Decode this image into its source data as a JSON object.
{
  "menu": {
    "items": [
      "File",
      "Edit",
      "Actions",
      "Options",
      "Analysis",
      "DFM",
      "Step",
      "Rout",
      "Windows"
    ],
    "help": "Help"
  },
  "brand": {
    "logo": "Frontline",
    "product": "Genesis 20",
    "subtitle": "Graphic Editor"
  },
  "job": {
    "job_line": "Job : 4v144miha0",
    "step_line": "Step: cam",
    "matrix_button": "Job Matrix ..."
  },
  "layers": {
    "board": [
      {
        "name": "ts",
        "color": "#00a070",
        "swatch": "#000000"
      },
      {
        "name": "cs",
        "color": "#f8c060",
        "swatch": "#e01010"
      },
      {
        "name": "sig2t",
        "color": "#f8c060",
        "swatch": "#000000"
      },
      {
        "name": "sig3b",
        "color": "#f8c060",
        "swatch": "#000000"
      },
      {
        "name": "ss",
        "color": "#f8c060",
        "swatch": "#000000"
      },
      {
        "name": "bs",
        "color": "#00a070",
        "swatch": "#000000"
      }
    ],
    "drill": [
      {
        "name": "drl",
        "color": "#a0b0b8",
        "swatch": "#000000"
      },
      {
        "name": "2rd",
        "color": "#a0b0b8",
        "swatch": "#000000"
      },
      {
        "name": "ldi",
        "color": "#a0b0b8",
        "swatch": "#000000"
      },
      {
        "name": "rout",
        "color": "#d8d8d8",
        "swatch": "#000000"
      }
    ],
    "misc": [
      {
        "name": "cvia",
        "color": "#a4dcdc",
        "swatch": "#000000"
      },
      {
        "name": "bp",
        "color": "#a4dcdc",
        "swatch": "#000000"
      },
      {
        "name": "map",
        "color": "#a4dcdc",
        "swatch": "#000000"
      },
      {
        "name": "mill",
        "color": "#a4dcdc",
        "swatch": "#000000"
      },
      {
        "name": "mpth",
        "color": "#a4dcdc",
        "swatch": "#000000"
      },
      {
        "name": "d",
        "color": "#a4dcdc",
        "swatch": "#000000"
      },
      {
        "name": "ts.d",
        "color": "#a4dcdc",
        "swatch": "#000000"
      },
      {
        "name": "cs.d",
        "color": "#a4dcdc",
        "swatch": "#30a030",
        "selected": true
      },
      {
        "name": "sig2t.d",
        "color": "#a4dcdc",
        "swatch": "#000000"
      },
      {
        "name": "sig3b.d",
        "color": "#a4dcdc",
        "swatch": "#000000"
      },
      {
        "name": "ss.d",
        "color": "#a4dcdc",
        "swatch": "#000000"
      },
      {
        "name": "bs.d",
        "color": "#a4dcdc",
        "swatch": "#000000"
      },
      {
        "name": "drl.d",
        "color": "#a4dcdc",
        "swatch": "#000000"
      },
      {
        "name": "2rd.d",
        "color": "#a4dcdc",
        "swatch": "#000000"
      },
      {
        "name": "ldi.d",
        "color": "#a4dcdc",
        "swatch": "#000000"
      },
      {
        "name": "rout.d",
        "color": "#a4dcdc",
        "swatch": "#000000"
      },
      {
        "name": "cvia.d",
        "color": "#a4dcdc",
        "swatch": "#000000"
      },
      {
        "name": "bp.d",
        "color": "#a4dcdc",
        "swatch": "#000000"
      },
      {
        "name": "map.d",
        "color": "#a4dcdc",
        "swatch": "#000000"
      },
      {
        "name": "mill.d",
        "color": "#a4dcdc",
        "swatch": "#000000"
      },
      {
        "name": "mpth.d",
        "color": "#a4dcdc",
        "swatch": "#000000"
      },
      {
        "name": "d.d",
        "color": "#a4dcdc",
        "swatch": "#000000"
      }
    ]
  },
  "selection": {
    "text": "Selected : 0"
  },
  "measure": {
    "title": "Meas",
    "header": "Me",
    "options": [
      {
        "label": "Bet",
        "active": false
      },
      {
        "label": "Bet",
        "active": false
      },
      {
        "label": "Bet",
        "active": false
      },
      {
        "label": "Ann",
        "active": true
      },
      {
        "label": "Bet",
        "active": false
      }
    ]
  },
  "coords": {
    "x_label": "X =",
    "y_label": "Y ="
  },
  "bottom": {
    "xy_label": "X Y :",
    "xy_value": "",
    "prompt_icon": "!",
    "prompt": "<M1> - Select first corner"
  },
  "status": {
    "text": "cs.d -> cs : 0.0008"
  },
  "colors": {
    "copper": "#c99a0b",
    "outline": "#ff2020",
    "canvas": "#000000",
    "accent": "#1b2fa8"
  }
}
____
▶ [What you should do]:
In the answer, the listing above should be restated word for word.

▶ [Completed task]:
Decode this image into its source data as a JSON object.
{
  "menu": {
    "items": [
      "File",
      "Edit",
      "Actions",
      "Options",
      "Analysis",
      "DFM",
      "Step",
      "Rout",
      "Windows"
    ],
    "help": "Help"
  },
  "brand": {
    "logo": "Frontline",
    "product": "Genesis 20",
    "subtitle": "Graphic Editor"
  },
  "job": {
    "job_line": "Job : 4v144miha0",
    "step_line": "Step: cam",
    "matrix_button": "Job Matrix ..."
  },
  "layers": {
    "board": [
      {
        "name": "ts",
        "color": "#00a070",
        "swatch": "#000000"
      },
      {
        "name": "cs",
        "color": "#f8c060",
        "swatch": "#e01010"
      },
      {
        "name": "sig2t",
        "color": "#f8c060",
        "swatch": "#000000"
      },
      {
        "name": "sig3b",
        "color": "#f8c060",
        "swatch": "#000000"
      },
      {
        "name": "ss",
        "color": "#f8c060",
        "swatch": "#000000"
      },
      {
        "name": "bs",
        "color": "#00a070",
        "swatch": "#000000"
      }
    ],
    "drill": [
      {
        "name": "drl",
        "color": "#a0b0b8",
        "swatch": "#000000"
      },
      {
        "name": "2rd",
        "color": "#a0b0b8",
        "swatch": "#000000"
      },
      {
        "name": "ldi",
        "color": "#a0b0b8",
        "swatch": "#000000"
      },
      {
        "name": "rout",
        "color": "#d8d8d8",
        "swatch": "#000000"
      }
    ],
    "misc": [
      {
        "name": "cvia",
        "color": "#a4dcdc",
        "swatch": "#000000"
      },
      {
        "name": "bp",
        "color": "#a4dcdc",
        "swatch": "#000000"
      },
      {
        "name": "map",
        "color": "#a4dcdc",
        "swatch": "#000000"
      },
      {
        "name": "mill",
        "color": "#a4dcdc",
        "swatch": "#000000"
      },
      {
        "name": "mpth",
        "color": "#a4dcdc",
        "swatch": "#000000"
      },
      {
        "name": "d",
        "color": "#a4dcdc",
        "swatch": "#000000"
      },
      {
        "name": "ts.d",
        "color": "#a4dcdc",
        "swatch": "#000000"
      },
      {
        "name": "cs.d",
        "color": "#a4dcdc",
        "swatch": "#30a030",
        "selected": true
      },
      {
        "name": "sig2t.d",
        "color": "#a4dcdc",
        "swatch": "#000000"
      },
      {
        "name": "sig3b.d",
        "color": "#a4dcdc",
        "swatch": "#000000"
      },
      {
        "name": "ss.d",
        "color": "#a4dcdc",
        "swatch": "#000000"
      },
      {
        "name": "bs.d",
        "color": "#a4dcdc",
        "swatch": "#000000"
      },
      {
        "name": "drl.d",
        "color": "#a4dcdc",
        "swatch": "#000000"
      },
      {
        "name": "2rd.d",
        "color": "#a4dcdc",
        "swatch": "#000000"
      },
      {
        "name": "ldi.d",
        "color": "#a4dcdc",
        "swatch": "#000000"
      },
      {
        "name": "rout.d",
        "color": "#a4dcdc",
        "swatch": "#000000"
      },
      {
        "name": "cvia.d",
        "color": "#a4dcdc",
        "swatch": "#000000"
      },
      {
        "name": "bp.d",
        "color": "#a4dcdc",
        "swatch": "#000000"
      },
      {
        "name": "map.d",
        "color": "#a4dcdc",
        "swatch": "#000000"
      },
      {
        "name": "mill.d",
        "color": "#a4dcdc",
        "swatch": "#000000"
      },
      {
        "name": "mpth.d",
        "color": "#a4dcdc",
        "swatch": "#000000"
      },
      {
        "name": "d.d",
        "color": "#a4dcdc",
        "swatch": "#000000"
      }
    ]
  },
  "selection": {
    "text": "Selected : 0"
  },
  "measure": {
    "title": "Meas",
    "header": "Me",
    "options": [
      {
        "label": "Bet",
        "active": false
      },
      {
        "label": "Bet",
        "active": false
      },
      {
        "label": "Bet",
        "active": false
      },
      {
        "label": "Ann",
        "active": true
      },
      {
        "label": "Bet",
        "active": false
      }
    ]
  },
  "coords": {
    "x_label": "X =",
    "y_label": "Y ="
  },
  "bottom": {
    "xy_label": "X Y :",
    "xy_value": "",
    "prompt_icon": "!",
    "prompt": "<M1> - Select first corner"
  },
  "status": {
    "text": "cs.d -> cs : 0.0008"
  },
  "colors": {
    "copper": "#c99a0b",
    "outline": "#ff2020",
    "canvas": "#000000",
    "accent": "#1b2fa8"
  }
}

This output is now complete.